balancing act of food, exercise, and insulin, as well as a number of additional factors. Too much insulin
can cause a low blood sugar (hypoglycemia) and should be treated immediately with glucose. Not
enough insulin can cause a high blood sugar (hyperglycemia), which often starts slowly, but can lead to a
medical emergency if not treated with insulin.
The Corona-Norco Unified School District has made raising awareness about Type 1 Diabetes a priority.
The district is educating students and staff about the symptoms, which are often mistaken for a virus,
and include extreme thirst, frequent urination, weakness/fatigue, and weight loss. Last November,
Corona-Norco USD partnered with the PADRE Foundation, a Type 1 Diabetes nonprofit organization, to
present an educational program about diabetes at two school sites, Citrus Hills Intermediate and
Santiago High schools. The PADRE Foundation’s presentations use Youth Leaders who have T1D to
educate school communities about the ways living with the disease affects their daily lives, and the
challenges they face managing T1D.
Erica Holguin, a teacher at Santiago High School, was happy to see the school participate. "Raising
awareness in schools about Type 1 Diabetes is important because it mainly affects children and teens.
We have 22 T1D students currently at my school,” she said. “If our students know the signs and

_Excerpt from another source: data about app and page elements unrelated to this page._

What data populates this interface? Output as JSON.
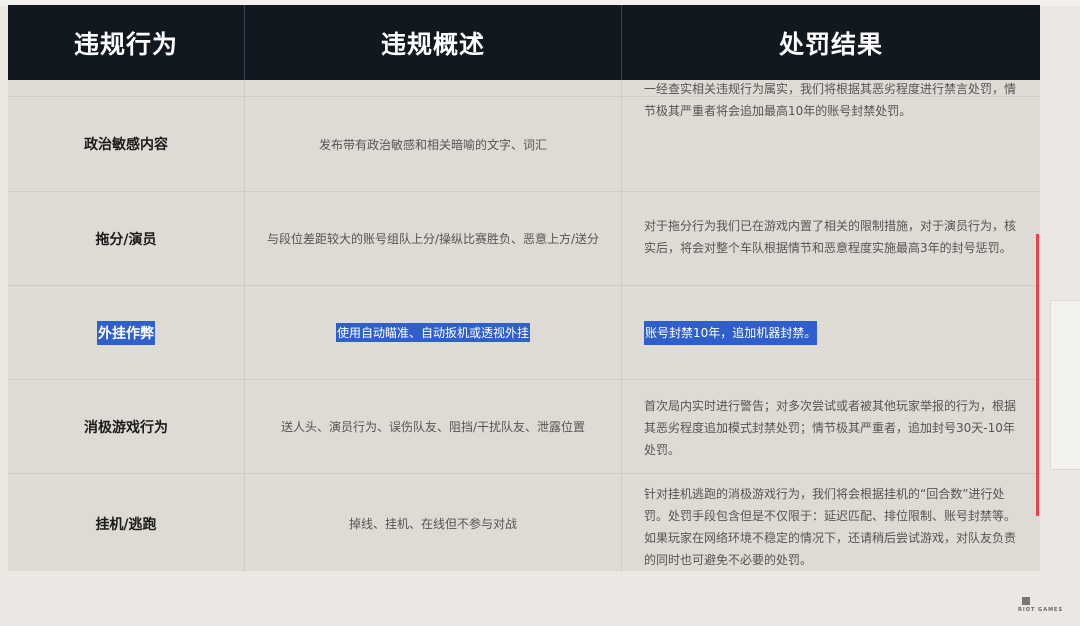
{
  "header": {
    "col1": "违规行为",
    "col2": "违规概述",
    "col3": "处罚结果"
  },
  "rows": [
    {
      "behavior": "政治敏感内容",
      "summary": "发布带有政治敏感和相关暗喻的文字、词汇",
      "result": [
        "一经查实相关违规行为属实，我们将根据其恶劣程度进行禁言处罚，情",
        "节极其严重者将会追加最高10年的账号封禁处罚。"
      ]
    },
    {
      "behavior": "拖分/演员",
      "summary": "与段位差距较大的账号组队上分/操纵比赛胜负、恶意上方/送分",
      "result": [
        "对于拖分行为我们已在游戏内置了相关的限制措施，对于演员行为，核",
        "实后，将会对整个车队根据情节和恶意程度实施最高3年的封号惩罚。"
      ]
    },
    {
      "behavior": "外挂作弊",
      "summary": "使用自动瞄准、自动扳机或透视外挂",
      "result": [
        "账号封禁10年，追加机器封禁。"
      ],
      "selected": true
    },
    {
      "behavior": "消极游戏行为",
      "summary": "送人头、演员行为、误伤队友、阻挡/干扰队友、泄露位置",
      "result": [
        "首次局内实时进行警告；对多次尝试或者被其他玩家举报的行为，根据",
        "其恶劣程度追加模式封禁处罚；情节极其严重者，追加封号30天-10年",
        "处罚。"
      ]
    },
    {
      "behavior": "挂机/逃跑",
      "summary": "掉线、挂机、在线但不参与对战",
      "result": [
        "针对挂机逃跑的消极游戏行为，我们将会根据挂机的“回合数”进行处",
        "罚。处罚手段包含但是不仅限于：延迟匹配、排位限制、账号封禁等。",
        "如果玩家在网络环境不稳定的情况下，还请稍后尝试游戏，对队友负责",
        "的同时也可避免不必要的处罚。"
      ]
    }
  ],
  "footer": {
    "logo_text": "RIOT GAMES"
  },
  "colors": {
    "header_bg": "#111820",
    "table_bg": "#dedad4",
    "selection": "#2f5fc8",
    "scroll_accent": "#e8424e"
  }
}
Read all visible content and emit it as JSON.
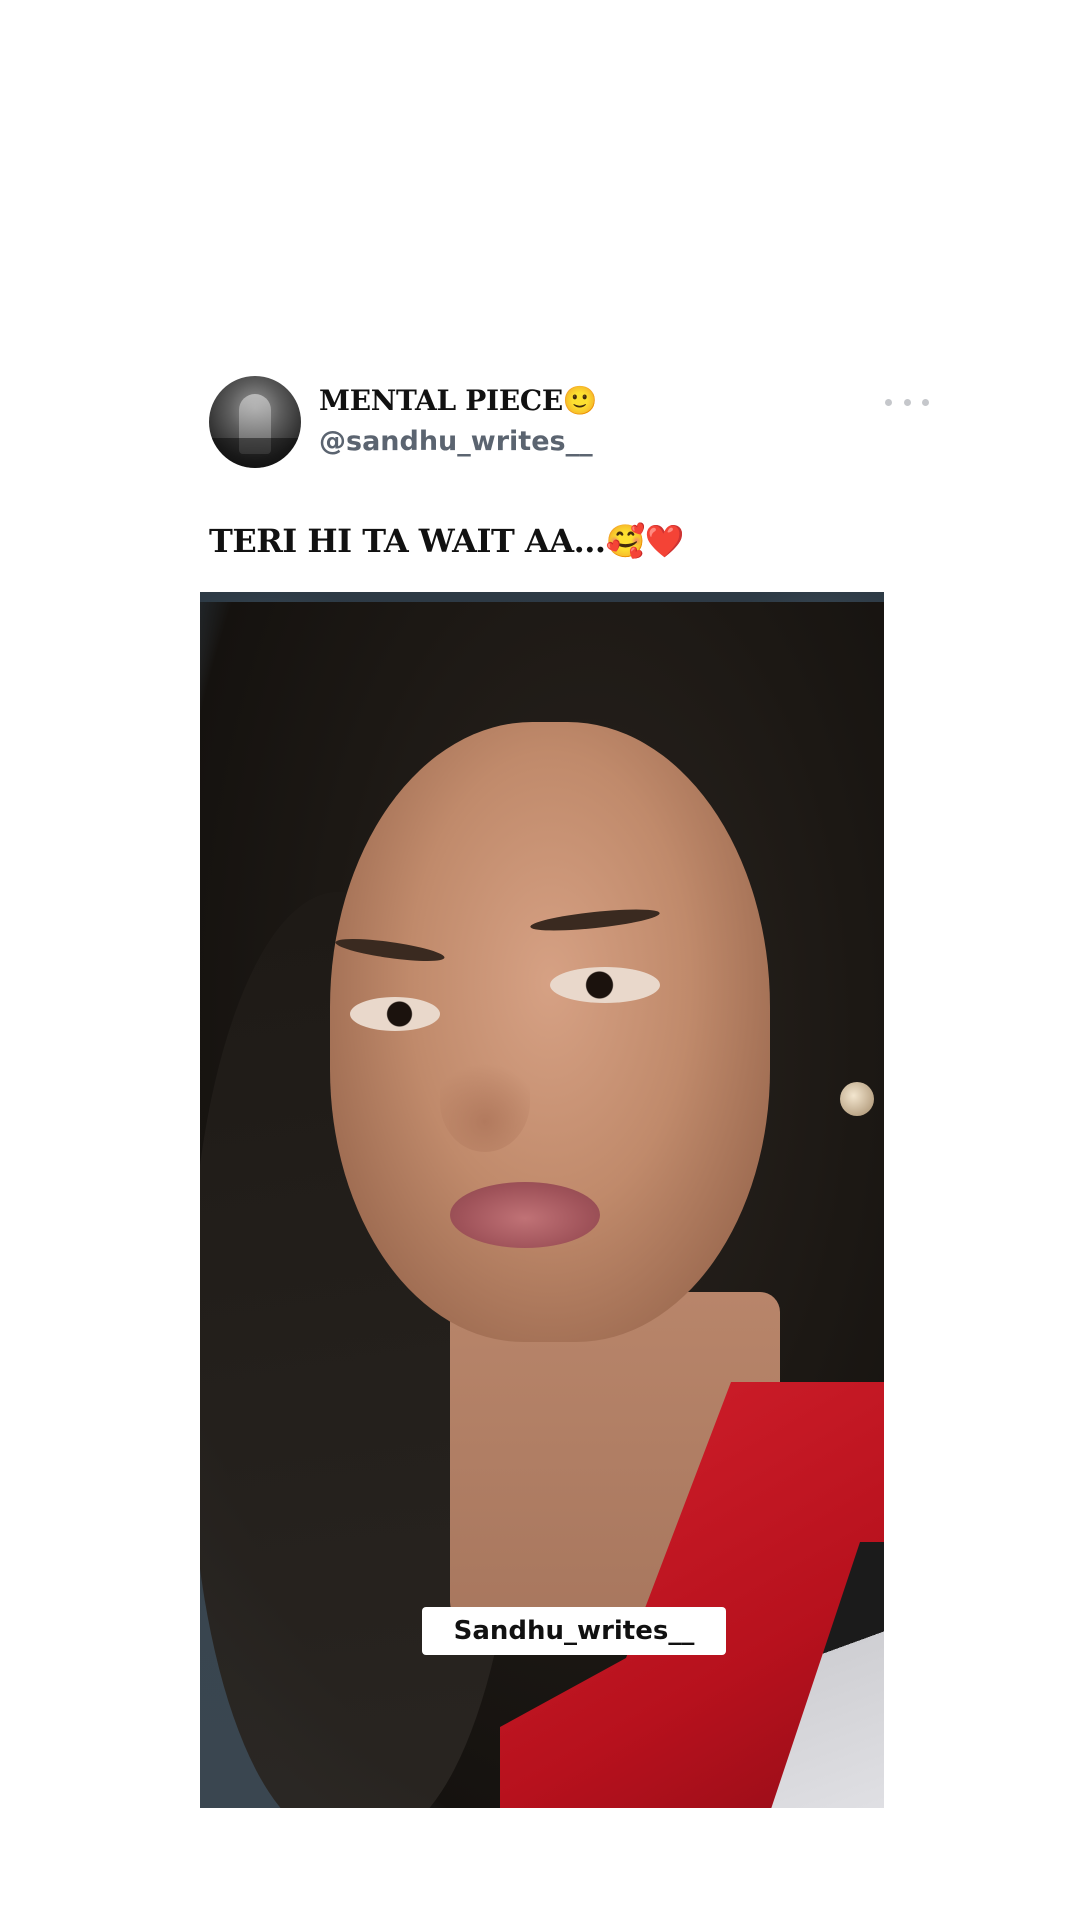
{
  "post": {
    "display_name": "MENTAL PIECE🙂",
    "username": "@sandhu_writes__",
    "caption": "TERI HI TA WAIT AA...🥰❤️",
    "more_icon": "more-horizontal-icon"
  },
  "media": {
    "overlay_text": "Sandhu_writes__"
  },
  "colors": {
    "background": "#ffffff",
    "text_primary": "#111111",
    "text_secondary": "#5b6470",
    "more_dots": "#c5c7cb"
  }
}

symptoms of T1D, hyper/hypoglycemia, and what to do to help ... they could potentially save a life!
Raising awareness will also bring understanding and compassion and help end the stereotypes and
bullying that comes to students who are different.”
Corona-Norco USD has also helped raise awareness through the dissemination of T1D educational flyers
to all K-6 schools and educational posters to all 50 health clerk/nurse offices, as well as posting the
information on school websites.
EASE T1D, an organization dedicated to spreading awareness about Type 1 Diabetes., recommends the
following steps to raise awareness about the disease this November, National Diabetes Awareness
Month: post educational flyers at school sites and on websites; hang awareness banners; include T1D
facts in school communications, such as school newsletters and PA morning announcements; and wear
blue, the official color designated to bring awareness to the disease, on Fridays in November and on
November 14, World Diabetes Day.
Raising awareness about this life-threatening disease can save lives and foster understanding in school
communities. On behalf of EASE T1D, I thank you for the opportunity to share our mission of raising
awareness about Type 1 Diabetes and hope to see every school site participate this November!
EASE T1D: www.easet1d.org
Beyond Type 1: www.beyondtype1.org
Study: Prevalence of Diabetes and Diabetic Nephropathy in a Large U.S. Commercially
Insured Pediatric Population, 2002–2013, American Diabetes Association:
Debbie George is the mother of a son with Type 1 Diabetes who was diagnosed at the age of 2, and
Founder of EASE T1D, which stands for Education, Awareness, Support, Empowerment on Type 1
Diabetes. Since her son’s diagnosis, she has made it her mission to raise awareness about the disease
and its symptoms.